Be wary of taking money from these sources:
Your retirement plan: Government workers who participate in the Thrift Savings Plan and are furloughed may take loans from their retirement savings if the furlough is expected to last 30 days or less.
You may not take the loan if your leave goes beyond that period.
Just because you can borrow from your savings, doesn’t mean you should. Once you pull money from your retirement plan, those dollars are no longer at work in the market.
Also, you’ll need to repay the money. Failure to make the appropriate repayments could result in your loan being declared a taxable distribution.
Credit cards and cash advances: Credit cards could save you in a pinch, but interest rates now exceed 17 percent. Cash advances on a credit card often come with extra charges, typically between 1 percent and 5 percent, according to MagnifyMoney.
Margin loans: If you own a brokerage account, you may be able to borrow from it. But that could be a bad idea, especially amid the recent market volatility.
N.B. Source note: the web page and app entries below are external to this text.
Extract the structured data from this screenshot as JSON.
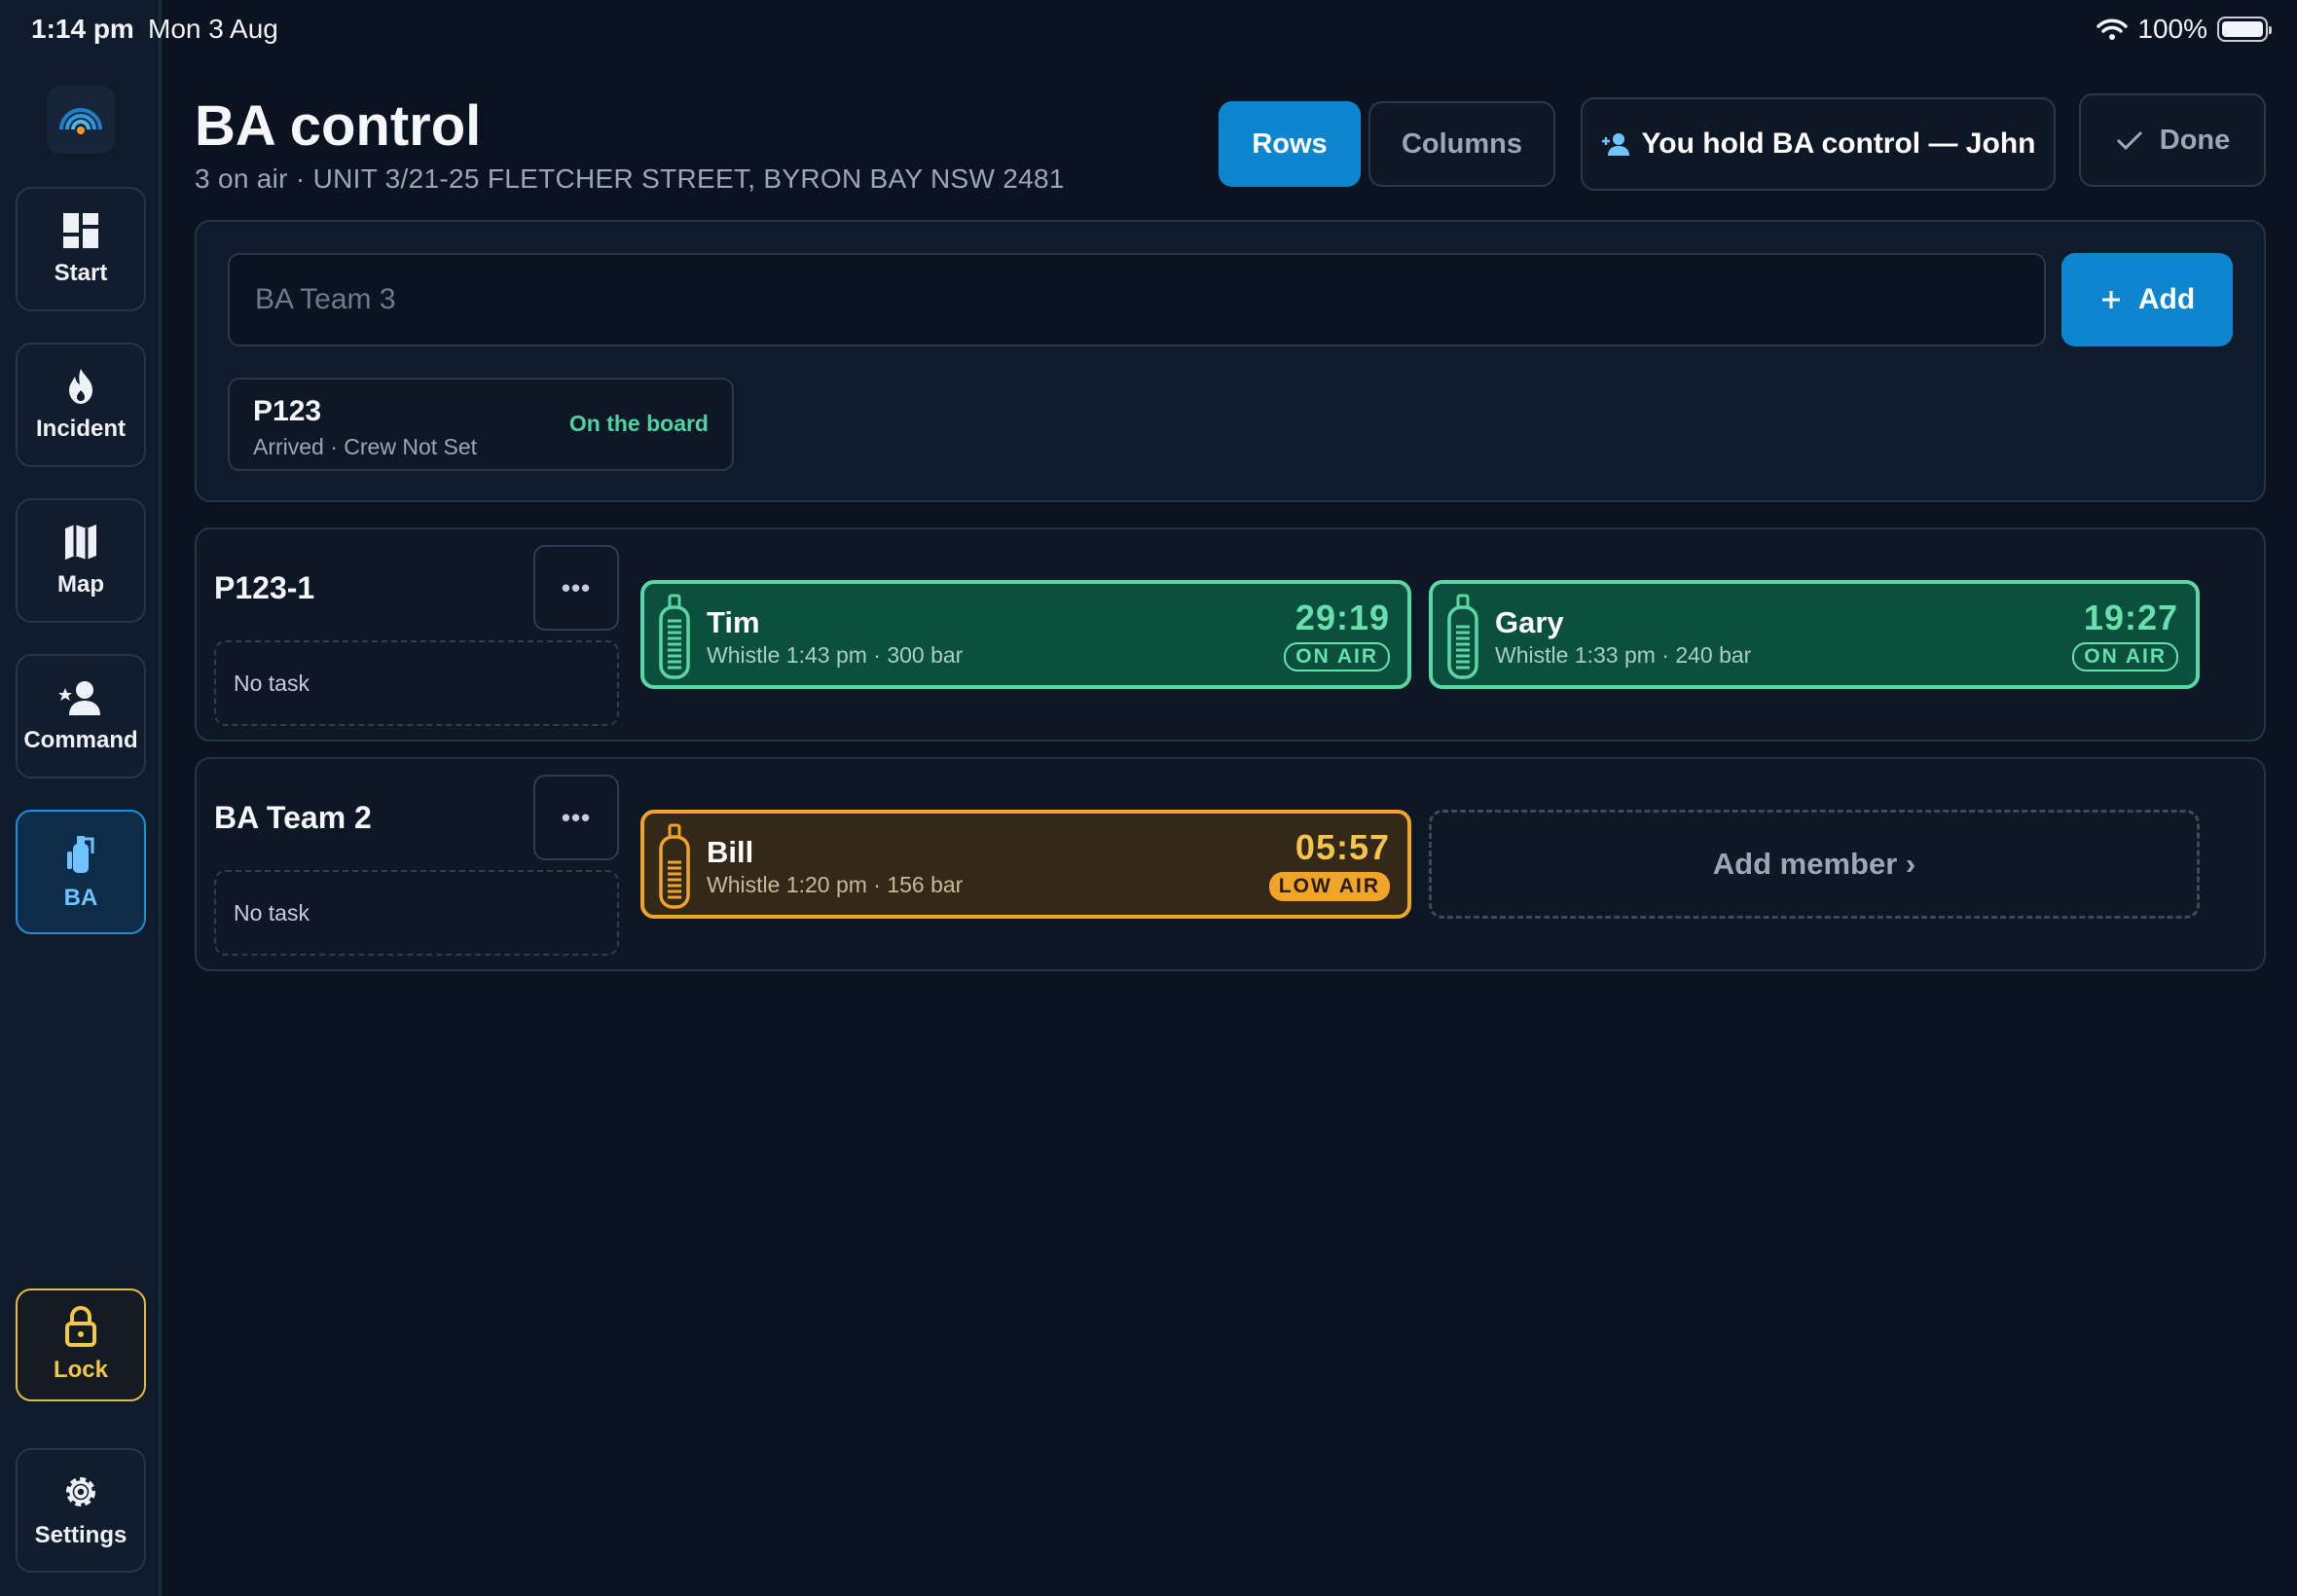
{
  "status_bar": {
    "time": "1:14 pm",
    "date": "Mon 3 Aug",
    "battery": "100%",
    "battery_level": 1.0
  },
  "sidebar": {
    "items": [
      {
        "label": "Start",
        "icon": "dashboard-icon"
      },
      {
        "label": "Incident",
        "icon": "flame-icon"
      },
      {
        "label": "Map",
        "icon": "map-icon"
      },
      {
        "label": "Command",
        "icon": "commander-icon"
      },
      {
        "label": "BA",
        "icon": "ba-cylinder-icon",
        "active": true
      }
    ],
    "lock": {
      "label": "Lock",
      "icon": "lock-icon"
    },
    "settings": {
      "label": "Settings",
      "icon": "gear-icon"
    }
  },
  "header": {
    "title": "BA control",
    "subtitle": "3 on air · UNIT 3/21-25 FLETCHER STREET, BYRON BAY NSW 2481",
    "view_rows": "Rows",
    "view_columns": "Columns",
    "selected_view": "Rows",
    "control_holder": "You hold BA control — John",
    "done": "Done"
  },
  "add_team": {
    "placeholder": "BA Team 3",
    "value": "",
    "add_label": "Add",
    "appliance": {
      "code": "P123",
      "meta": "Arrived · Crew Not Set",
      "state": "On the board"
    }
  },
  "teams": [
    {
      "name": "P123-1",
      "task": "No task",
      "members": [
        {
          "name": "Tim",
          "meta": "Whistle 1:43 pm · 300 bar",
          "timer": "29:19",
          "status": "ON AIR"
        },
        {
          "name": "Gary",
          "meta": "Whistle 1:33 pm · 240 bar",
          "timer": "19:27",
          "status": "ON AIR"
        }
      ]
    },
    {
      "name": "BA Team 2",
      "task": "No task",
      "members": [
        {
          "name": "Bill",
          "meta": "Whistle 1:20 pm · 156 bar",
          "timer": "05:57",
          "status": "LOW AIR"
        }
      ],
      "add_member": "Add member ›"
    }
  ],
  "colors": {
    "accent": "#0e86cf",
    "on_air": "#5cd6a4",
    "low_air": "#f0a42a",
    "lock": "#e9b93b",
    "background": "#0b1320"
  }
}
The problem is that your brokerage firm will require you to keep a minimum balance in your account when you borrow against your investments. If the market declines sharply, your account balance could fall below the required minimum.
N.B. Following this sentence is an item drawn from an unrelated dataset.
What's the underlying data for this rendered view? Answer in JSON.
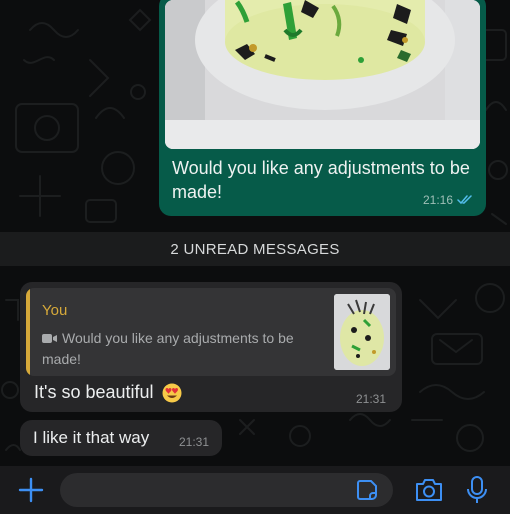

In that case, your brokerage firm will make a margin call and you could have less than 24 hours to deposit cash into your account or else your firm will sell your assets.
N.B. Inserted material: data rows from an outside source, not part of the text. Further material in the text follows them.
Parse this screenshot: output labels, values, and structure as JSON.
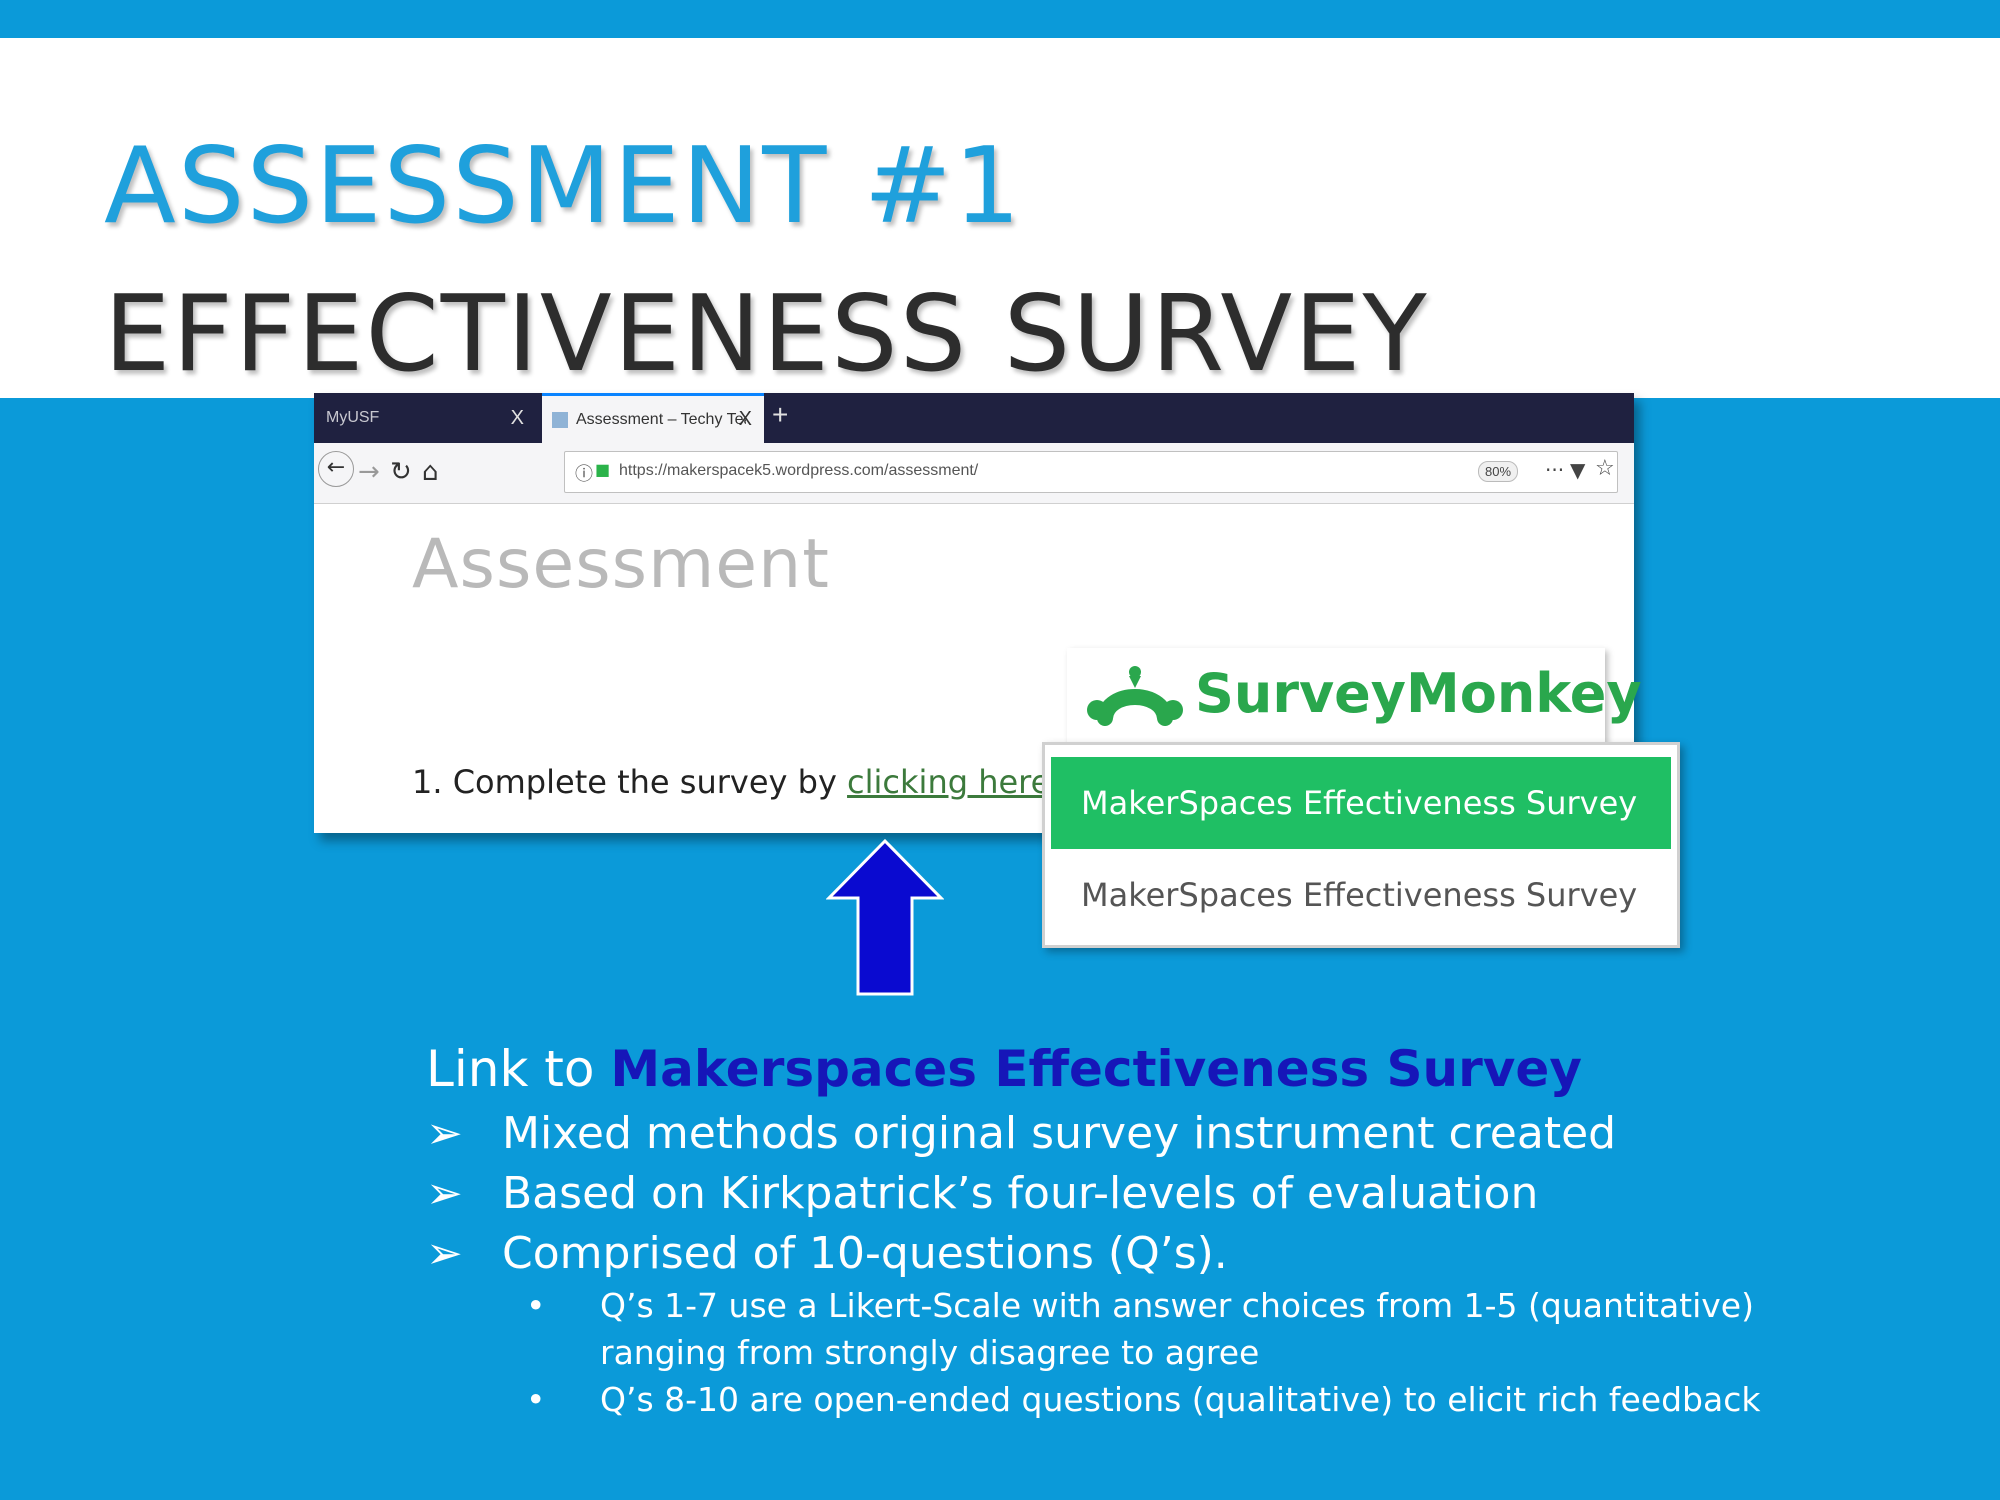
{
  "slide": {
    "title_line1": "ASSESSMENT #1",
    "title_line2": "EFFECTIVENESS SURVEY"
  },
  "browser": {
    "tabs": [
      {
        "label": "MyUSF",
        "close": "X"
      },
      {
        "label": "Assessment – Techy Teacher's",
        "close": "X"
      }
    ],
    "new_tab": "+",
    "url": "https://makerspacek5.wordpress.com/assessment/",
    "zoom": "80%",
    "page_heading": "Assessment",
    "instruction_prefix": "1. Complete the survey by ",
    "instruction_link": "clicking here",
    "instruction_suffix": "."
  },
  "surveymonkey": {
    "logo_text": "SurveyMonkey",
    "items": [
      {
        "label": "MakerSpaces Effectiveness Survey",
        "selected": true
      },
      {
        "label": "MakerSpaces Effectiveness Survey",
        "selected": false
      }
    ]
  },
  "body": {
    "link_prefix": "Link to ",
    "link_text": "Makerspaces Effectiveness Survey",
    "bullets": [
      "Mixed methods original survey instrument created",
      "Based on Kirkpatrick’s four-levels of evaluation",
      "Comprised of 10-questions (Q’s)."
    ],
    "sub_bullets": [
      "Q’s 1-7 use a Likert-Scale with answer choices from 1-5  (quantitative)",
      "ranging from strongly disagree to agree",
      "Q’s 8-10 are open-ended questions (qualitative) to elicit rich feedback"
    ]
  },
  "colors": {
    "background": "#0b9ad9",
    "title_blue": "#1fa0dc",
    "link_blue": "#1616b8",
    "sm_green": "#1fbf64",
    "arrow_blue": "#0a0ad0"
  }
}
“This would exacerbate your problem because you’d have to come up with the capital for the margin call,” said Beatty.